Bitcoin Core lead maintainer Wladimir van der Laan has decided to take “even more” of a “background role” for the sake of further decentralizing the project, according to a new blog post.
Bitcoin Core is the key software underpinning the Bitcoin network. While van der Laan’s work is mostly “janitorial” in nature, making sure the project’s code proceeds smoothly, some in the community view him as a leader of sorts. As van der Laan puts it, he’s become a sort of “centralized bottleneck.”
His announcement comes after finding himself in the midst of controversy on Thursday. Some Bitcoin users didn’t like his decision to pull the white paper from bitcoincore.org, following legal threats from Craig Wright. But van der Laan maintains that this decision to pull back from Core is one he’s been thinking about for a while.

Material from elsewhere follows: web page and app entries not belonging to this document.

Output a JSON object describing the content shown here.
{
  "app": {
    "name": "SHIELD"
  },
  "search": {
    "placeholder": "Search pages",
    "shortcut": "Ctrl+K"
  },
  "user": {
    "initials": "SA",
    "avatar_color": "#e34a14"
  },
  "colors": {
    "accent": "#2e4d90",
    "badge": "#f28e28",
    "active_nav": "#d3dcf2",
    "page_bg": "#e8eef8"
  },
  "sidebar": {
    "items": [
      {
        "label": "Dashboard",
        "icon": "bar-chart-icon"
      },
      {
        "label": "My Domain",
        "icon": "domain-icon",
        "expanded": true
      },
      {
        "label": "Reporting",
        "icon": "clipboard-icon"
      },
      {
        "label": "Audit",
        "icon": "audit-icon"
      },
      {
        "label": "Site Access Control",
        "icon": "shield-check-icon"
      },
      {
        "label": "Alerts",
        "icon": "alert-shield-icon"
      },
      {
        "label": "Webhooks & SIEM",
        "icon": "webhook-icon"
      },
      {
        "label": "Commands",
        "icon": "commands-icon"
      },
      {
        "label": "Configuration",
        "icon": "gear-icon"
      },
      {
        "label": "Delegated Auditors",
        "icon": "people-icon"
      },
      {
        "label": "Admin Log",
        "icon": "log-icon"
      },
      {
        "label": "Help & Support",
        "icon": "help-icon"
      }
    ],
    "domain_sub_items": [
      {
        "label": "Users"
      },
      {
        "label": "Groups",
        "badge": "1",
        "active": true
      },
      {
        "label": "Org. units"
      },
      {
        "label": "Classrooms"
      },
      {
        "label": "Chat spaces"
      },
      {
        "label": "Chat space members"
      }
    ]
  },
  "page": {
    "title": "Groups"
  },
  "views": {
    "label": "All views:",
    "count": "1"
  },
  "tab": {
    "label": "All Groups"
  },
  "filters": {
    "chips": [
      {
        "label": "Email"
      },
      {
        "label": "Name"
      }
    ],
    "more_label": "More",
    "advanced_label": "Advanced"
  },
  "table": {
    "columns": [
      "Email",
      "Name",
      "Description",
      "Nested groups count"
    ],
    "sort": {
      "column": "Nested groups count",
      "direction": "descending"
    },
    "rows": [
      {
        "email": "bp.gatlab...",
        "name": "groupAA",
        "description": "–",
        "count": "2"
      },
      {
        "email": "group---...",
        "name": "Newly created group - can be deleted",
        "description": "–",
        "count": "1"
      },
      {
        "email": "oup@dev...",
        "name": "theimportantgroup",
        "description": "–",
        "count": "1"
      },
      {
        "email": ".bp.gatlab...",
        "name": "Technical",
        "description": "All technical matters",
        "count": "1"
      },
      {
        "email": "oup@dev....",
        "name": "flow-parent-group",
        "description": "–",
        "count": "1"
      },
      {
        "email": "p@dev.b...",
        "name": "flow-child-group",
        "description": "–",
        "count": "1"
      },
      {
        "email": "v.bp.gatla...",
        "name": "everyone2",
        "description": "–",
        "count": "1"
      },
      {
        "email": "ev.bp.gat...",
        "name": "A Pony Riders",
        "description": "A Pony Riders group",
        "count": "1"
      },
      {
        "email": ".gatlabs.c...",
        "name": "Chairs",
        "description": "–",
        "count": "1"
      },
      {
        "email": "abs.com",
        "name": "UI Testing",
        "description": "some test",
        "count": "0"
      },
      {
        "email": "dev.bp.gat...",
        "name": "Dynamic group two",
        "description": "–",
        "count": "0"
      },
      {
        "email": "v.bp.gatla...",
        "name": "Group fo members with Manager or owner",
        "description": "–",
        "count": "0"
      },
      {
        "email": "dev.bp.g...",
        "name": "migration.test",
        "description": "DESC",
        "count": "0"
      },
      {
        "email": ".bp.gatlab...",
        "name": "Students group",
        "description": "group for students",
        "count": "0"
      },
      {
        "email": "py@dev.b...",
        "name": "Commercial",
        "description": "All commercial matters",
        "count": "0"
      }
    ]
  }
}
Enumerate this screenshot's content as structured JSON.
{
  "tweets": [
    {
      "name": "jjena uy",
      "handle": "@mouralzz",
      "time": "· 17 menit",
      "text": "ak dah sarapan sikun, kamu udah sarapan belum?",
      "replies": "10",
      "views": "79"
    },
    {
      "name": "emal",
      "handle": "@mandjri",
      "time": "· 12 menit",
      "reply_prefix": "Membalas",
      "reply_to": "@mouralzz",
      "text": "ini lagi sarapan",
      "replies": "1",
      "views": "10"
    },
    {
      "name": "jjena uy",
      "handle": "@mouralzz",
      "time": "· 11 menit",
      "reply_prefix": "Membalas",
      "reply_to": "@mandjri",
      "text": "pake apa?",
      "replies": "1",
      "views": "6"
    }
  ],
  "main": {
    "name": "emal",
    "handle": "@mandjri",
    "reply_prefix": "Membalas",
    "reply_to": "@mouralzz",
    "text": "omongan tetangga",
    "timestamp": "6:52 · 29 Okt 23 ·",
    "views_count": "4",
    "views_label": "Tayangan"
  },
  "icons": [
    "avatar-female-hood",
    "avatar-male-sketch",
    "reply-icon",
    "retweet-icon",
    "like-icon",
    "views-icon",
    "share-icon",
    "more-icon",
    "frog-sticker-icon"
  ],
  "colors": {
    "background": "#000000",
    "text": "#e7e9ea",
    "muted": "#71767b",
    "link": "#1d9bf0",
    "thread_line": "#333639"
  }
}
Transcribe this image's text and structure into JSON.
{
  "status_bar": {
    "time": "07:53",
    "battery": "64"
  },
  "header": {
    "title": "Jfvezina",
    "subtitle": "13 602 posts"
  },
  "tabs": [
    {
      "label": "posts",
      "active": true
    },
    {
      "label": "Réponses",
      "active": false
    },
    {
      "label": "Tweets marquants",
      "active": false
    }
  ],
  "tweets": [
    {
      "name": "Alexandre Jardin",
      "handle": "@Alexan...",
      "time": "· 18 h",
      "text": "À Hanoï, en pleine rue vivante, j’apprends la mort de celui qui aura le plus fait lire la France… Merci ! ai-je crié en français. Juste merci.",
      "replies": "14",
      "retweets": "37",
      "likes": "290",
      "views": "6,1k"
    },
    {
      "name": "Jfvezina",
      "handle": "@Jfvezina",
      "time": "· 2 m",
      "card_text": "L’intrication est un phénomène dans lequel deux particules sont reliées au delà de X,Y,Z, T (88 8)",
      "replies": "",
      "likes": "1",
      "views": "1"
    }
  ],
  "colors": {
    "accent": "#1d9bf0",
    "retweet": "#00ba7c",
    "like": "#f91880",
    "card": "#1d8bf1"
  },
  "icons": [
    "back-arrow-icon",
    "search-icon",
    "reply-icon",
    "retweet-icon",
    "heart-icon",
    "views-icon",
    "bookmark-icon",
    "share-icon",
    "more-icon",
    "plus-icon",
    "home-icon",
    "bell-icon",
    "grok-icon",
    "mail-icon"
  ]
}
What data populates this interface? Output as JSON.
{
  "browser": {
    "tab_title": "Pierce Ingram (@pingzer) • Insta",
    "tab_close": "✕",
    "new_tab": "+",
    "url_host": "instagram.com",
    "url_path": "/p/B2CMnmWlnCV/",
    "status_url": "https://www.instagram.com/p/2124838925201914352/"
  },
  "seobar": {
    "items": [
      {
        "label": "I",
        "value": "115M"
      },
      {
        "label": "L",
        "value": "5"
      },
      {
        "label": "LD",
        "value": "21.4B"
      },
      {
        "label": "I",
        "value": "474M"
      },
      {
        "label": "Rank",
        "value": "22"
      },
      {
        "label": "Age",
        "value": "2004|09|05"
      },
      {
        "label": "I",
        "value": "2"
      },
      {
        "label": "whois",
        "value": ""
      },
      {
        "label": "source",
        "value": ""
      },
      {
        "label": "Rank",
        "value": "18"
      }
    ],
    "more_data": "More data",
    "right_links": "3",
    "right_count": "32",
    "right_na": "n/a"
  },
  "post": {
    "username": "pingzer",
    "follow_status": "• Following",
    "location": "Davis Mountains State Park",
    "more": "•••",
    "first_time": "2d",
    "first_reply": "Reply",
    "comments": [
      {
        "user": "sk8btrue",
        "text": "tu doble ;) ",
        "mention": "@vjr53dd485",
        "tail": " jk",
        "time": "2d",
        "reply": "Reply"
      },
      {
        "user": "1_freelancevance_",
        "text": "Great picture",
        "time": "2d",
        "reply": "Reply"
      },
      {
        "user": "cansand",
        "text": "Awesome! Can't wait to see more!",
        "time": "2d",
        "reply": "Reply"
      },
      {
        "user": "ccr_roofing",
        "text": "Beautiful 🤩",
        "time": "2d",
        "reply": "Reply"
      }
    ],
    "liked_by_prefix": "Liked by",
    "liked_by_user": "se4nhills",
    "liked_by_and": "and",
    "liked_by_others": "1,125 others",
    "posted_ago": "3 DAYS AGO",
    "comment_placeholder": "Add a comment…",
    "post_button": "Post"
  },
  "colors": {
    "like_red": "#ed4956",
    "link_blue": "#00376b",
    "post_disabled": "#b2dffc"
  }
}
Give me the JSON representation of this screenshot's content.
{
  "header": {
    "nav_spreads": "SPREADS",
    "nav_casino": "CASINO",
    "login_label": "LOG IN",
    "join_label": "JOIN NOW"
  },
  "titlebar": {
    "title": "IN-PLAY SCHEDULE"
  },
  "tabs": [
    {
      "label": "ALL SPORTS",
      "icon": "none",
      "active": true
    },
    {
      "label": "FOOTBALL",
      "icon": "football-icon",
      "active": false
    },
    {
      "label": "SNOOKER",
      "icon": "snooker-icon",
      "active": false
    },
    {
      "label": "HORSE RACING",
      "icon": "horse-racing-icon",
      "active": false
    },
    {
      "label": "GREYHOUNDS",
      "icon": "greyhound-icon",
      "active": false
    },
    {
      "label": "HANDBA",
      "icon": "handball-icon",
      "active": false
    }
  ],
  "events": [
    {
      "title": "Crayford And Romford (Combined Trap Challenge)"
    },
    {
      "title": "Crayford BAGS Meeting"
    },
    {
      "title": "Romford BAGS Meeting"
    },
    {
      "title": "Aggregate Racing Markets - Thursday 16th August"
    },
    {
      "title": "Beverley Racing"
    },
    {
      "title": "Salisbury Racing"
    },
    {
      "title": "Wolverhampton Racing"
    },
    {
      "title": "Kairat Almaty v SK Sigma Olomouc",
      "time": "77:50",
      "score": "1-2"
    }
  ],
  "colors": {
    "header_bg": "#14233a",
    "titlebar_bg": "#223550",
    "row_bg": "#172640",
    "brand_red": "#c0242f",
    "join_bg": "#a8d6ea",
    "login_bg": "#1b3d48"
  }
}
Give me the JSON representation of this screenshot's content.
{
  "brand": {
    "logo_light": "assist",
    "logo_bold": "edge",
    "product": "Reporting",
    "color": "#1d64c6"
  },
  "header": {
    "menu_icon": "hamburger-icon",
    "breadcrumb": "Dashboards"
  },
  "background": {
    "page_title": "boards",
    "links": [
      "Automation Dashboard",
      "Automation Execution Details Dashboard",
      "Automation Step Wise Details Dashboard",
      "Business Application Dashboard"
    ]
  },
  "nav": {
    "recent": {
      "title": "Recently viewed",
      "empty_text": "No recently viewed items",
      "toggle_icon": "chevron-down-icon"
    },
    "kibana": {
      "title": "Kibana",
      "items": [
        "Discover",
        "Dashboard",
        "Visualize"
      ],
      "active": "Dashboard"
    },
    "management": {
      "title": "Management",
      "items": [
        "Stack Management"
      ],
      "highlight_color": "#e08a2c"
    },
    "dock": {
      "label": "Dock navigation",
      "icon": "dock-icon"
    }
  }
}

“I will start by delegating my own tasks, and decreasing my involvement. I do not intend to stop contributing to Bitcoin, or even to the Bitcoin Core project, but I would like to remove myself from the critical path and take (even more) of a background role,” he wrote.
Decentralizing Bitcoin Core development
He thinks this move will help to decentralize the project, a digital currency that is supposed to not have any leaders. “One thing is clear: this is a serious project now, and we need to start taking decentralization seriously,” van der Laan wrote.
His decision is a part of a much larger effort to further decentralize the project. For instance, 2020 saw a wave of Bitcoin companies doling out grants to developers working on the underlying protocol full-time.
Exchange OKCoin, for instance, is funding Marco Falke, who is the most active maintainer behind van der Laan in terms of commits – code changes that have been successfully added to the project. Popular exchange Coinbase is now supporting two developers as well, after receiving many requests to do so from the community. Several other companies have joined them in doling out grants over the last year.
Bitcoin Core contributor John Newbery launched non-profit Brink for mentoring and funding more developers as well, in an effort to get even more contributors involved, particularly from diverse backgrounds.
Indeed, van der Laan notes in his post that he’s no longer the most active Bitcoin Core maintainer, as several others have joined ranks over the years.
Plus, he outlines other ideas for decentralizing the project. For instance, Bitcoincore.org is one of the major websites where users can download new versions of the Bitcoin Core code. But it is privately owned and centralized. He suggests moving it to an organization.
“Bitcoin is quite different in some of the requirements here from other [free and open-source software] projects, so we’ll have to develop some tools as we go,” van der Laan wrote. “We could also, definitely, use some help here.”
He has asked other developers to step up to take his place as the leader of the weekly Bitcoin Core development meeting, where developers discuss pressing next steps.